The European Commission, the EU’s executive arm, released a proposal this week for a “European Economic Security Strategy.” Its premise is that with “geopolitical tensions rising and global economic integration …

With a Push by the EU, the G7 Adapts to a Disorderly Global Economy

When European Commission President Ursula von der Leyen came into office in the fall of 2019, she proclaimed the advent of a new “geopolitical Commission” where internal and external actions …

A Transatlantic Display of Trade Policy’s Future

Since U.S. Treasury Secretary Janet Yellen’s speech last spring calling for the United States to achieve “free and secure trade…with the countries we know we can count on” the notion …

The IRA and the Meaning of “Free Trade”

The Inflation Reduction Act (IRA) approved by the U.S. Congress last August continues to provoke transatlantic frictions. The European Union has welcomed the climate investments in the IRA that will …

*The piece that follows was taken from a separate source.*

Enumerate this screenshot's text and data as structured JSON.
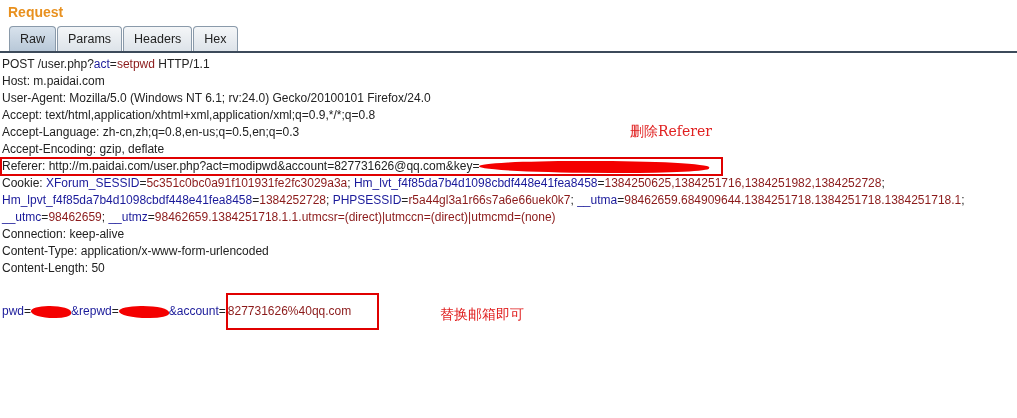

The WTO and National Security

Destress and Reform The Biden administration has reacted strongly to the ruling by the World Trade Organization (WTO) last week against the Trump-era national security tariffs on steel and aluminum. …

Compartmentalizing the Transatlantic Economic Relationship

What is the best way to judge the success of the third meeting of the U.S.-EU Trade and Technology Council (TTC) held on December 5th at the University of Maryland …

Trade Liberalization: De Jure and De Facto

More than a year and a half into his administration, President Biden has so far followed through on a key campaign pledge: to forego new trade deals that open U.S. …

Friendshoring: Democracy or Diversity?

In an April 2, 1917 speech before Congress arguing for U.S. entry into World War I, President Woodrow Wilson famously declared that “the world must be made safe for democracy.” …

Reading Between the Lines of U.S. China Policy

U.S. Secretary of State Antony Blinken gave a speech to George Washington University on May 26 with the admirably straightforward title of “The Administration’s Approach to the People’s Republic of …